This is the direct result of a culture that only values things we can quantify. It’s very hard for the average person to quantify the effort it takes to produce a novel, which includes things like a year or more of the author grinding away at his keyboard, her editor revising and correcting the work, the copy-editor seeking out mistakes, the layout designer putting the text into book form, the cover artist creating the book cover, the graphic artist putting all this together, the publisher promoting and selling the book, the author going out on book tours, conferences and readings. I could go on.
Notice that I did not mention printing costs. The simple reason is that printing costs are only a small fraction of the labor required to produce a book. With an actual physical book it is much easier for an individual to imagine the labor required to produce the book. With an ebook, this ephemeral thing made of up of static magnetic fields and taking up less space on a hard drive than a single high-def photo you took on vacation, the value is less substantial. It’s 350 kilobytes, which is nothing, a flash of electrons in the pan of data. It doesn’t have value because the disc space it uses is so small.
And it’s true: an ebook file is typically less than 500 Kb in my experience, and usually on the order of 250 Kb. Once the file is uploaded to the web, where it can be copied perfectly and indefinitely essentially for free, its value appears small. But this completely misses the point. It is not the bytes that are valuable, but the ideas within that hold value.
But how do we quantify ideas? It’s very hard to do in capitalism. Capitalism likes numbers and doesn’t like uncertainties**. But that’s exactly what a novel is: a great uncertainty. It’s the same uncertainty you have when meeting a person for the first time. She is an unknown, her behavior is unpredictable. And this is a good thing. This is good because this is what keeps us fresh as a society, the introduction of new ideas, personalities, opinions. Predictability is not just boring, it’s dangerous. It leads to stagnation and decay.
New ideas are good for society.
But what Amazon is doing is squeezing the market such that (a) they are devaluing books to something cheaper than a pack of gum and (b) in the long run reducing the number of new ideas that reach new audiences.
I’m not going to change the market forces driving Amazon’s decision via a single blog post. But perhaps authors like Charlie Stross and others, myself hopefully included, can convince a few people, notably other authors, that their work is worth more not only to themselves but to society as a whole, that we should not accept such grotesque behavior from the world’s most massive bookseller, and that together we can demand more for our work, and collectively refuse to patronize Amazon until they change their terms.

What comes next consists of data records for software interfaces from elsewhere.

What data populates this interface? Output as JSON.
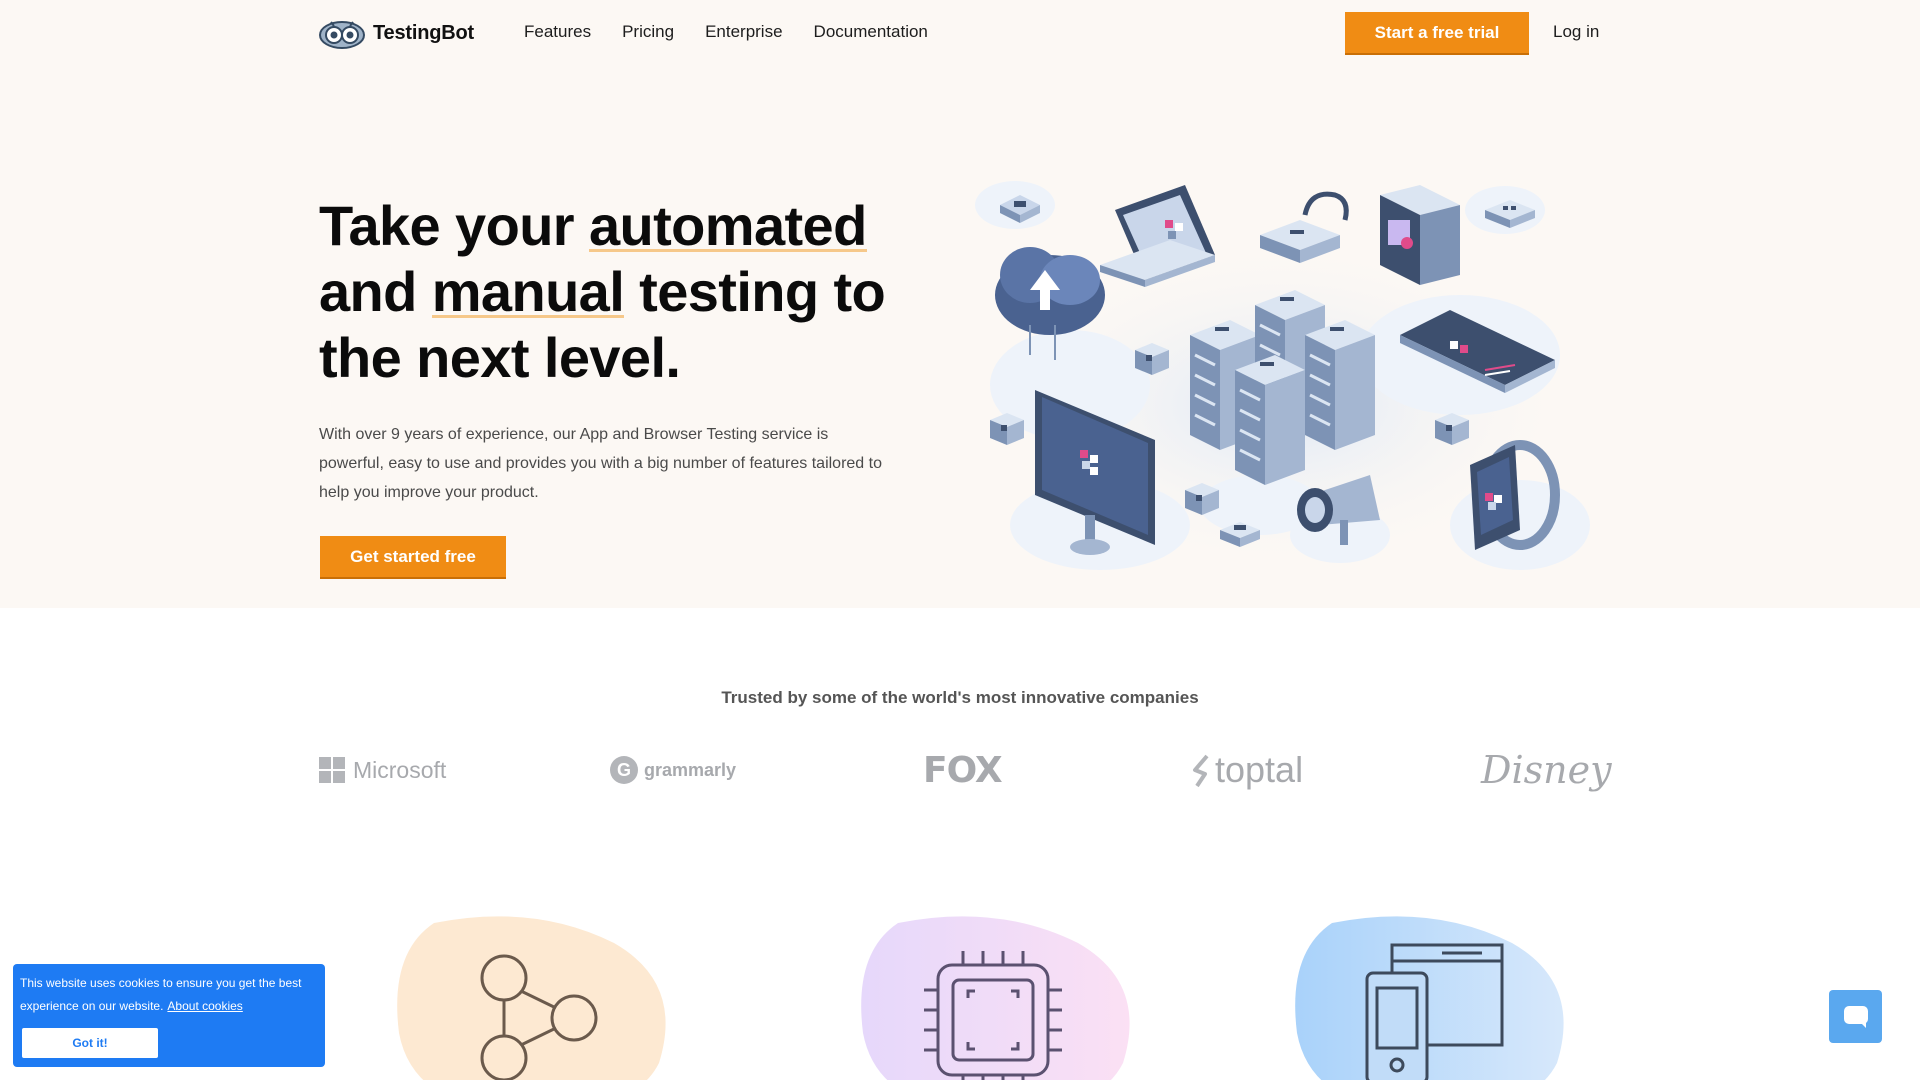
{
  "brand": {
    "name": "TestingBot"
  },
  "nav": {
    "items": [
      {
        "label": "Features"
      },
      {
        "label": "Pricing"
      },
      {
        "label": "Enterprise"
      },
      {
        "label": "Documentation"
      }
    ],
    "cta_label": "Start a free trial",
    "login_label": "Log in"
  },
  "hero": {
    "title_part1": "Take your ",
    "title_hl1": "automated",
    "title_part2": " and ",
    "title_hl2": "manual",
    "title_part3": " testing to the next level.",
    "description": "With over 9 years of experience, our App and Browser Testing service is powerful, easy to use and provides you with a big number of features tailored to help you improve your product.",
    "cta_label": "Get started free"
  },
  "trusted": {
    "heading": "Trusted by some of the world's most innovative companies",
    "logos": [
      {
        "name": "Microsoft"
      },
      {
        "name": "grammarly"
      },
      {
        "name": "FOX"
      },
      {
        "name": "toptal"
      },
      {
        "name": "Disney"
      }
    ]
  },
  "features": {
    "icons": [
      "share-nodes-icon",
      "cpu-chip-icon",
      "mobile-desktop-icon"
    ]
  },
  "cookie": {
    "text": "This website uses cookies to ensure you get the best experience on our website.",
    "link_label": "About cookies",
    "button_label": "Got it!"
  },
  "colors": {
    "accent": "#f08c14",
    "hero_bg": "#fcf8f4",
    "cookie_bg": "#1e7bf3",
    "chat_bg": "#5aa8ef"
  }
}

In other words, authors, Know Your Value.
* I’m aware that few ebooks are actually now priced this low, but the fact that some have been sold for this price shows that, in the long game, Amazon wants to reduce book buying to the same kind of impulse that drives us to buy a pack of gum: cheap and disposable.
** There’s a certain type of capitalism that feeds off of market uncertainties, but in general capitalism deals with those things we can quantify and ascribe value to, and doesn’t deal well with those things we can’t. For the latter, we often commodify the item (e.g. the packaging of Yoga, a spiritual practice, into something to be exchanged: yoga mats, DVDs, blocks, straps, GroupOn deals at studios, etc.)